Finals week is creeping upon us but, before your stress levels start to escalate, just remember that Monday is Dead Day – a day filled with fun activities to de-stress between studying.
Dead Day was introduced in the 1992-93 school year, Director of Student Activities and Productions Tom Craig said. He said it “was a revitalization of an older tradition called Dead Week, which disappeared when changes occurred with the academic calendar that actually shortened the semester.”
On-campus activities include the Service Action Leadership Team hosting a recycling project at the University Church of Christ parking lot from 1–4 p.m., students can give and swap anything from furniture, clothes or household items. Students also receive a free cajun cone when they donate.
A Dead Day Dance hosted by the Swing Cats called “Come Dance for an Hour and Then Go Study!” will take place 8–9 p.m. at Cullen Auditorium. There will be dancing, refreshments and recognition for graduating Swing Cats. Fun outfits are encouraged, but not necessary.
The Honors College is giving out Chick-Fil-A and Kona Ice snow cones to Honors students from 11:30 a.m. to 1:30 p.m. There will be a movie available in the Honors Commons and students will get a finals goody bag.
There will be free Group Exercise classes in the Student Recreation & Wellness Center all week of finals.
Students can also go to Midnight Breakfast from 10:30 p.m. to midnight and can recharge with games, karaoke and breakfast. The theme is beach/luau. You use your meal plan or pay $5.
If you want to get off-campus on Dead Day, The Grace Museum will hosts the College De-Stress Day for all college students from 10 a.m. to 2 p.m. Students get free coffee, hot chocolate and breakfast. There are also art galleries you can take a look at or find a comfortable area to sit and study or relax. There will be movies playing, fire pits, live music and food trucks during lunch hours. Local therapy dogs also are part of the de-stress day event.
Rebecca Bridges is in charge of programming and interpretation at The Grace Museum.
“We have always wanted to provide fun and interesting opportunities for our local students and at that time we were not getting much visitorship from college/university students so we started seeking a way to engage students without adding a huge commitment to their busy schedules,” she said.

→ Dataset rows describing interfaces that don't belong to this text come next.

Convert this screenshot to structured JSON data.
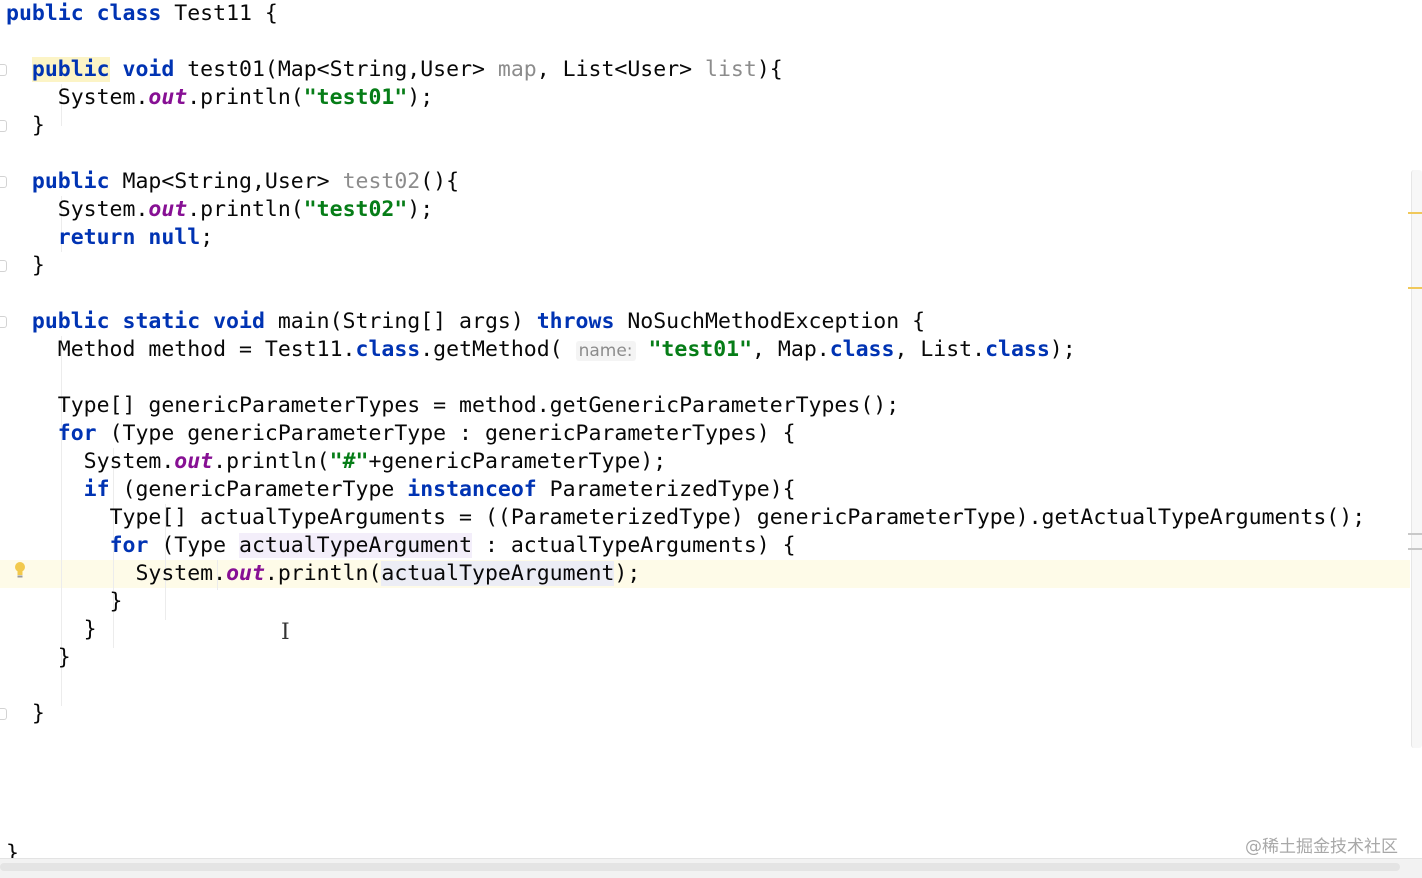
{
  "code": {
    "l1": {
      "kw": "public class",
      "rest": " Test11 {"
    },
    "l3": {
      "indent": "  ",
      "kw1": "public",
      "sp": " ",
      "kw2": "void",
      "sig": " test01(Map<String,User> ",
      "p1": "map",
      "mid": ", List<User> ",
      "p2": "list",
      "end": "){"
    },
    "l4": {
      "indent": "    ",
      "pre": "System.",
      "field": "out",
      "post": ".println(",
      "str": "\"test01\"",
      "end": ");"
    },
    "l5": {
      "text": "  }"
    },
    "l7": {
      "indent": "  ",
      "kw": "public",
      "sig": " Map<String,User> ",
      "name": "test02",
      "end": "(){"
    },
    "l8": {
      "indent": "    ",
      "pre": "System.",
      "field": "out",
      "post": ".println(",
      "str": "\"test02\"",
      "end": ");"
    },
    "l9": {
      "indent": "    ",
      "kw1": "return",
      "sp": " ",
      "kw2": "null",
      "end": ";"
    },
    "l10": {
      "text": "  }"
    },
    "l12": {
      "indent": "  ",
      "kw": "public static void",
      "sig": " main(String[] args) ",
      "kw2": "throws",
      "end": " NoSuchMethodException {"
    },
    "l13": {
      "indent": "    ",
      "pre": "Method method = Test11.",
      "kw1": "class",
      "mid1": ".getMethod( ",
      "hint": "name:",
      "sp": " ",
      "str": "\"test01\"",
      "mid2": ", Map.",
      "kw2": "class",
      "mid3": ", List.",
      "kw3": "class",
      "end": ");"
    },
    "l15": {
      "indent": "    ",
      "text": "Type[] genericParameterTypes = method.getGenericParameterTypes();"
    },
    "l16": {
      "indent": "    ",
      "kw": "for",
      "rest": " (Type genericParameterType : genericParameterTypes) {"
    },
    "l17": {
      "indent": "      ",
      "pre": "System.",
      "field": "out",
      "post": ".println(",
      "str": "\"#\"",
      "end": "+genericParameterType);"
    },
    "l18": {
      "indent": "      ",
      "kw1": "if",
      "mid": " (genericParameterType ",
      "kw2": "instanceof",
      "end": " ParameterizedType){"
    },
    "l19": {
      "indent": "        ",
      "text": "Type[] actualTypeArguments = ((ParameterizedType) genericParameterType).getActualTypeArguments();"
    },
    "l20": {
      "indent": "        ",
      "kw": "for",
      "pre": " (Type ",
      "var": "actualTypeArgument",
      "end": " : actualTypeArguments) {"
    },
    "l21": {
      "indent": "          ",
      "pre": "System.",
      "field": "out",
      "post": ".println(",
      "var": "actualTypeArgument",
      "end": ");"
    },
    "l22": {
      "text": "        }"
    },
    "l23": {
      "text": "      }"
    },
    "l24": {
      "text": "    }"
    },
    "l26": {
      "text": "  }"
    },
    "l30": {
      "text": "}"
    }
  },
  "icons": {
    "intention": "lightbulb-icon",
    "cursor": "text-cursor-icon"
  },
  "watermark": "@稀土掘金技术社区",
  "colors": {
    "keyword": "#0033b3",
    "string": "#067d17",
    "static_field": "#871094",
    "unused": "#8c8c8c",
    "caret_row": "#fefbe8",
    "warning_stripe": "#f0c85a"
  }
}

Bridges said they have had a good turnout on every event. “We gauge success based on how students are enjoying the day – and I think it’s been well-received.”